If you are still having the same problem after the thermostat is replaced and the water pump is OK as long as there are no leaks you may well have a cylinder head or gasket fault,but as you said the AA say there are no exhaust gases in the coolant this appears unlikely.
If the cylinder head gasket has blown then you will find pressure in the cooling system very quick after start up.
Does the cooling system pressurize quickly and can you see excessive gas bubbles blowing in to the expansion tank with the engine running?
Let me know how.
a thermostat can fail open or closed, if the thermostat has failed open then yes the car would take a long time to warm up. If the thermostat fails to open or doesn't open enough then you will get an over heat condition,this engine has a 2 stage opening thermostat so it is possible for the thermostat not to open enough.
With regards XXXXX XXXXX head gasket,if the cooling system pressurizes within a minute or so from cold start when the pressure has been released previously this would point to a head gasket failure. You may also get signs of oil in the cooling system or signs of water in the oil but not always it depends where the gasket has failed (near a water jacket or oil gallery),if it has only failed between a cylinder and the water jacket then you get the pressurized cooling system but no sign of any oil.
Garages have the correct test equipment to check for exhaust gas in the cooling system so you can be certain of the result if necessary.
the ECT (engine coolant temperature)sensor is the sensor that sends the engine temperature to the engine management ECU.
If this sensor fails (open circuit or invalid reading) then as a default the cooling fan would switch on,the car would lose power and the engine management warning light would be on, but as the temperature gauge is working OK and it uses the signal from this sensor I don't think this is the fault.
As far as I'm aware the first stage of the thermostat opening is as a standard wax stat it is only at higher temperatures the second stage comes in to play.
sorry you're still having problems. Is the car still running OK? How fast is it overheating? When the thermostat was changed I assume the anti freeze strength was topped up again? Did the AA check for exhaust gases in the coolant again?
If the car is not running and blows water out when turning the engine then I would say that this is a head gasket failure.
Your local dealer should be able to confirm this straight away.
Let me know if you require any more help.
Air coming from the engine after it has been topped up would be a small amount.

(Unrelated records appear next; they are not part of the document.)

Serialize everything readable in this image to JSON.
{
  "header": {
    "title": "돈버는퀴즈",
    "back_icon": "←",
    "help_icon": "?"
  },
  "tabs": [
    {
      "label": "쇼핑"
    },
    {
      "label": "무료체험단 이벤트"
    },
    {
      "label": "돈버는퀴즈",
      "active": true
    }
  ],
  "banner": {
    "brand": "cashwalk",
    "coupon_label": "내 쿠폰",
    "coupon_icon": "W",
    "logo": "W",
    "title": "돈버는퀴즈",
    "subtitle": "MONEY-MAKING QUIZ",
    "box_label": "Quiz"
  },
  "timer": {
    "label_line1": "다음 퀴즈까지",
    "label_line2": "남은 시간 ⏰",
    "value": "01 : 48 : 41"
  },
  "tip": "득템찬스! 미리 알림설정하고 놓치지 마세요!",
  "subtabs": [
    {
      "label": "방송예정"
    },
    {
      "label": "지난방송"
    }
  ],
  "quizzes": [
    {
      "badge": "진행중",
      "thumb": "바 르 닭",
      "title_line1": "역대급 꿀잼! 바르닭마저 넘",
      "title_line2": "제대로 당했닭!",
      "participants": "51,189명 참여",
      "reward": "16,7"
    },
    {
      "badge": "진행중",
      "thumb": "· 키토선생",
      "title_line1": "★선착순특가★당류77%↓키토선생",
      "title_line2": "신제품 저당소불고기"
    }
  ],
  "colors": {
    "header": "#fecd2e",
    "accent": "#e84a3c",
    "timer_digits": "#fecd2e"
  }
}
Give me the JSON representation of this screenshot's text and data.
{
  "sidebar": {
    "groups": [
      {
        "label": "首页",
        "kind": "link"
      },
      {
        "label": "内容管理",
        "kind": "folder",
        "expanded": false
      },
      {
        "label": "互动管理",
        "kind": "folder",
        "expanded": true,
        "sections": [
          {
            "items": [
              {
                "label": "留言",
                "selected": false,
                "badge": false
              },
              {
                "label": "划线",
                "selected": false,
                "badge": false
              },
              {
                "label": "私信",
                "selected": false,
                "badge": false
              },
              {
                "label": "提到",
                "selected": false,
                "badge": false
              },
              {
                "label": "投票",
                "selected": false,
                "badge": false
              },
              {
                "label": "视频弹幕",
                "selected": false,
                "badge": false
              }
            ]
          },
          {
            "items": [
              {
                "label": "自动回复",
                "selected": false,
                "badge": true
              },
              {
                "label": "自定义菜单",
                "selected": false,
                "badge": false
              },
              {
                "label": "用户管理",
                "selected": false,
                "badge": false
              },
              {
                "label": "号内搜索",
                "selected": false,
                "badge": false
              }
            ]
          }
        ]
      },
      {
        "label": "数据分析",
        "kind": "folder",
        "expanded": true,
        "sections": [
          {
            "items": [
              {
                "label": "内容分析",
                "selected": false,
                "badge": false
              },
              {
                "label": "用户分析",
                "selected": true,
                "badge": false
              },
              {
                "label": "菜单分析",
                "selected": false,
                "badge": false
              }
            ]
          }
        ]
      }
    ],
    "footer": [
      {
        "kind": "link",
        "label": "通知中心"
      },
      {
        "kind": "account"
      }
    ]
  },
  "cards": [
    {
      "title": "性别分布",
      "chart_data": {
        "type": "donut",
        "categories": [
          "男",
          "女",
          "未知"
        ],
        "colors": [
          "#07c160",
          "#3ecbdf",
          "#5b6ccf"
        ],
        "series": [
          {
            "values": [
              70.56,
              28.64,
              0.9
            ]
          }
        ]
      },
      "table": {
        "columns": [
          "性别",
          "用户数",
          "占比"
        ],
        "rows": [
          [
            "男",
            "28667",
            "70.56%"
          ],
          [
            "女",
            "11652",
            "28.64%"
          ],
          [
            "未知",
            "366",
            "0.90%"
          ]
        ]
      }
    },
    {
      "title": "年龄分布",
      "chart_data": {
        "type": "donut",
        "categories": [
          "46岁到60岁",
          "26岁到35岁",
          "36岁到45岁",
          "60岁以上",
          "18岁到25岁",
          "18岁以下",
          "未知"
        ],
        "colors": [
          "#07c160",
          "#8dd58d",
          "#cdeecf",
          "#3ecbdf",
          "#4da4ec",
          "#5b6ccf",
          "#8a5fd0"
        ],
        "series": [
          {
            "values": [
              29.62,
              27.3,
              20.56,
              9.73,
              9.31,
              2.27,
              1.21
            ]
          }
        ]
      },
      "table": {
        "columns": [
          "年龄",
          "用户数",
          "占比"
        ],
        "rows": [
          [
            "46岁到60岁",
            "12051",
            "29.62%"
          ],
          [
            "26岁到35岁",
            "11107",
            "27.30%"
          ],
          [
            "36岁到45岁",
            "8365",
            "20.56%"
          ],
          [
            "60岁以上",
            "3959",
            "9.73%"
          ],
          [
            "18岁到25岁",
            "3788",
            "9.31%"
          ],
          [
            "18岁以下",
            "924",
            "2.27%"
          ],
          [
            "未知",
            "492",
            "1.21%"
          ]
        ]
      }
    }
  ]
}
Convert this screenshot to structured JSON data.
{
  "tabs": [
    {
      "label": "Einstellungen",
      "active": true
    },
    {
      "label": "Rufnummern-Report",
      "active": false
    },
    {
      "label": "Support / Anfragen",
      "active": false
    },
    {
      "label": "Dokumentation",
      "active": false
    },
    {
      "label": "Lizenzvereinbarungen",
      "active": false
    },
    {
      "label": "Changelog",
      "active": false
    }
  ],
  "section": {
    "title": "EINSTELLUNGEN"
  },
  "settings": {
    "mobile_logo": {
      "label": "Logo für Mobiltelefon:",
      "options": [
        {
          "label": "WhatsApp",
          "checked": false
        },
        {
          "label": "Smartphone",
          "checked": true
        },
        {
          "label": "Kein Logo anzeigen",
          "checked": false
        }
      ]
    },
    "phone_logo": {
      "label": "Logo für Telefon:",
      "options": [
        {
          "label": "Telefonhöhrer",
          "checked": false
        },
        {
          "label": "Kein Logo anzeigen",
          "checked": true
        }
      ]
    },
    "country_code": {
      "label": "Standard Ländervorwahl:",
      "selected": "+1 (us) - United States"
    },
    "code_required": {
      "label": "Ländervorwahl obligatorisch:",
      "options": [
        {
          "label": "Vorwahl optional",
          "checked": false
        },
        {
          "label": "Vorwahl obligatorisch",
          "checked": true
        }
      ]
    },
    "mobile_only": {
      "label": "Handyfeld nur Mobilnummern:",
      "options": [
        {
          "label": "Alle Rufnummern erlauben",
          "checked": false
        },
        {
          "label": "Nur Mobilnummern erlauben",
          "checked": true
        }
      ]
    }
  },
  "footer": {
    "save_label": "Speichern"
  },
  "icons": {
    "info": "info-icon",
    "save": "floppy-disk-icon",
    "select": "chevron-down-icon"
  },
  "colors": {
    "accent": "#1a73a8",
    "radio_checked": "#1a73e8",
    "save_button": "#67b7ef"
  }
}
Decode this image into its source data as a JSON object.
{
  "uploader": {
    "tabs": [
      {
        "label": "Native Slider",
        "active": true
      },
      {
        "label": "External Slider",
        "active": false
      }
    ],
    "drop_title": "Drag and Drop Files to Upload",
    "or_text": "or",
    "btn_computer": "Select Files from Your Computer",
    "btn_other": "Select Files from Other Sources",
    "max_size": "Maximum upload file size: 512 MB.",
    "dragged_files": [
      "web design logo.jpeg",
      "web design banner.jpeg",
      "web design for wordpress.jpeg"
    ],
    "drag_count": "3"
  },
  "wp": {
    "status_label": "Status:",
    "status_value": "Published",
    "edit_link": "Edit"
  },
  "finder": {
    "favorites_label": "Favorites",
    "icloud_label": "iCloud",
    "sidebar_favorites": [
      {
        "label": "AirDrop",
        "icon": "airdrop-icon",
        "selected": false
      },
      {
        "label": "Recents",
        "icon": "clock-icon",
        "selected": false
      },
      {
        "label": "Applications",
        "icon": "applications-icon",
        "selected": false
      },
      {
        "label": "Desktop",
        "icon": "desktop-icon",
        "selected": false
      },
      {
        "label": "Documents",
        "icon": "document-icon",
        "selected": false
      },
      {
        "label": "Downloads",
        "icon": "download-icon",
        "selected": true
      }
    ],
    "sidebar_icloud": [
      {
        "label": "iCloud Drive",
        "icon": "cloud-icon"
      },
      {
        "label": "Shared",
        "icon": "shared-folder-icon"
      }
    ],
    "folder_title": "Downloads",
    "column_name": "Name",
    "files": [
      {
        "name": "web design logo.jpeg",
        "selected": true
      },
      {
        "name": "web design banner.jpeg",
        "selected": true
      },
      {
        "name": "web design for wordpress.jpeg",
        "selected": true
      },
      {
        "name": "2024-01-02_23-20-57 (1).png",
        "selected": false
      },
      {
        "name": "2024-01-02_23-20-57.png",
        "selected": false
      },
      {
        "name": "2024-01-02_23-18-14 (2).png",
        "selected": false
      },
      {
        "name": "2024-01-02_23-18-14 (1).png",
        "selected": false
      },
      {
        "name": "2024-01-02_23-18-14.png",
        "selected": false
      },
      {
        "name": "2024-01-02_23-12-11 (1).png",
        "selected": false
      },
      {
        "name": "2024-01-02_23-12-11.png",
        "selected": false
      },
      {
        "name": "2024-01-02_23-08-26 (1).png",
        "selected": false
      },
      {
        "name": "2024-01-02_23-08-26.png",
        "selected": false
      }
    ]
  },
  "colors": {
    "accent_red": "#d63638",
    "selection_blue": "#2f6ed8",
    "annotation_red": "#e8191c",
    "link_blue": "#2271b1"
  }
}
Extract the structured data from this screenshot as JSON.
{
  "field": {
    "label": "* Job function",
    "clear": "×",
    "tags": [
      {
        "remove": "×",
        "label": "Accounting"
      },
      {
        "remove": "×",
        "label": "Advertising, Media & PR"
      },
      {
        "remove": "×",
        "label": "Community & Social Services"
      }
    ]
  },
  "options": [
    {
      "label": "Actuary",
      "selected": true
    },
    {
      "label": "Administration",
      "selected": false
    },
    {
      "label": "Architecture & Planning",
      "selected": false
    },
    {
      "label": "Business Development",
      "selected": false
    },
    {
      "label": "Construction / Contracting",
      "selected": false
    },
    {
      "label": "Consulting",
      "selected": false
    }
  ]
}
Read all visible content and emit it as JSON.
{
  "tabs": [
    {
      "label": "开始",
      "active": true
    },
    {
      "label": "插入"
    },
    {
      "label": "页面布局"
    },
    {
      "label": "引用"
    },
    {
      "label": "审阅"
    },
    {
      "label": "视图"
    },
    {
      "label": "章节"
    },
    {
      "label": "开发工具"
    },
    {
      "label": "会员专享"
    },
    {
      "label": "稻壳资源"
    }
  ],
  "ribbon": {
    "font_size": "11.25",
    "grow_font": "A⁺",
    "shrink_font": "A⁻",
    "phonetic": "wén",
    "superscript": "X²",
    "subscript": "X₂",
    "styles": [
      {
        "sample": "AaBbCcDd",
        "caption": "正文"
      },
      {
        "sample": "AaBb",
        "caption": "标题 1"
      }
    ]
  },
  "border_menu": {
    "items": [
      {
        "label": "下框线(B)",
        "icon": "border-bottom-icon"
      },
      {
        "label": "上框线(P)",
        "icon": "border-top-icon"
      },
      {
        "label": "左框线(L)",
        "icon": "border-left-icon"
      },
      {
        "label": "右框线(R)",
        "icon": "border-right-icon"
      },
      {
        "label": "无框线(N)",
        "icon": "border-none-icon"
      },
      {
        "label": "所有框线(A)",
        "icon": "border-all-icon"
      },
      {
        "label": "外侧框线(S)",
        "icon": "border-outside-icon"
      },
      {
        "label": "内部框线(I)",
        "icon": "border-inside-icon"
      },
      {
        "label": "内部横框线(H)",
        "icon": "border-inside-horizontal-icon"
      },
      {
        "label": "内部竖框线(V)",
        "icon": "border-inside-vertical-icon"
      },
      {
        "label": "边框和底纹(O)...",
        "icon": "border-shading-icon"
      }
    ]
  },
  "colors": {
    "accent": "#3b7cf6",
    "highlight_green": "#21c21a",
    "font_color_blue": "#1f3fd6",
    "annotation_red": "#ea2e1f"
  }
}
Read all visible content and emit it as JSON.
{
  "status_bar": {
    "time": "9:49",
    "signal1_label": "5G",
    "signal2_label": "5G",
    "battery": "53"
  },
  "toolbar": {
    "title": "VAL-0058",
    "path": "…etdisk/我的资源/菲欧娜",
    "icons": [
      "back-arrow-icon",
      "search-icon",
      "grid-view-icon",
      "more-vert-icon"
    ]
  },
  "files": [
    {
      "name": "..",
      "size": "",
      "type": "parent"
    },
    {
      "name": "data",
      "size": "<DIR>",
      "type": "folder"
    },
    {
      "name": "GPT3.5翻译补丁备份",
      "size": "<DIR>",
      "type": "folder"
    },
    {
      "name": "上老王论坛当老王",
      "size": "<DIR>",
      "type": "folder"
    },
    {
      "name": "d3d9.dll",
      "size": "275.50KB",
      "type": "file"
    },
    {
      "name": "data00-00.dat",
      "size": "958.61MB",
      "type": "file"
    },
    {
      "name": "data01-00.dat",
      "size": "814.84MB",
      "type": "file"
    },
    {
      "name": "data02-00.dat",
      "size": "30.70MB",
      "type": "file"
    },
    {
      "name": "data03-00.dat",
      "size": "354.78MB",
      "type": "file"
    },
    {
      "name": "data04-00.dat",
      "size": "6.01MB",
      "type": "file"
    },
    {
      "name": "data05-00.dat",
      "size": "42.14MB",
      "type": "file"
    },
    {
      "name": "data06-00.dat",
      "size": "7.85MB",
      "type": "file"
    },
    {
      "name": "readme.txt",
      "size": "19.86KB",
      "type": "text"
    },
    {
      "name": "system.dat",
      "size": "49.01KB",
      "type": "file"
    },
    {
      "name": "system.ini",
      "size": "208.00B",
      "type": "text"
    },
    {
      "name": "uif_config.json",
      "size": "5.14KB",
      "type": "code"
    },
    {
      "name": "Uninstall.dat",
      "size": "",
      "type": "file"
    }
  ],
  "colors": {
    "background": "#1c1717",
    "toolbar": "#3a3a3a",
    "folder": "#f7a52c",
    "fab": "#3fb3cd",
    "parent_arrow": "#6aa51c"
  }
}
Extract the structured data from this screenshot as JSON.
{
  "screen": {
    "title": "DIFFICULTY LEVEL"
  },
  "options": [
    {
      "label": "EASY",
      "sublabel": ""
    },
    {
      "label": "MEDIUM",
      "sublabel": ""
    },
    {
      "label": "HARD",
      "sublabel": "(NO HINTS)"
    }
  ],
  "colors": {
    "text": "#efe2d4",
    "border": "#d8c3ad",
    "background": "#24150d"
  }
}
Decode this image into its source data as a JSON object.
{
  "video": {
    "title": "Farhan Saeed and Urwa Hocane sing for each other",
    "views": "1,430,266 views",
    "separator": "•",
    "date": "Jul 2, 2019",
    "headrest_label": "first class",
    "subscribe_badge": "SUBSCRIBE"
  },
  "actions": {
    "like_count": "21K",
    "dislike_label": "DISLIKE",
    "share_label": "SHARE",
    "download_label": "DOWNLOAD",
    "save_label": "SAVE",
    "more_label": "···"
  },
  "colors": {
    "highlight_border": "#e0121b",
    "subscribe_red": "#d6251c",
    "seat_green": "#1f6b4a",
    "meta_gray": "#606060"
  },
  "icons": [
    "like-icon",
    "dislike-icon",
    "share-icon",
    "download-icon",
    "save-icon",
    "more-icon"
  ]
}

If it is coming out with enough force to force water out of the expansion tank then this would still point to a head gasket failure. The dealer is only trying to warn you of any potential problems that they may come across,they don't want to give you a price to find when the head is removed you then need to pay a significant amount more than quoted.As to actually proving it is the head gasket you can only get to being 99% sure this is the problem, but to confirm you will only do this by removing the head and inspecting.
The engine has a timing chain. You need tools to lock the camshafts and to locate in to the engine block to rotate the crankshaft up to to get the engine to TDC.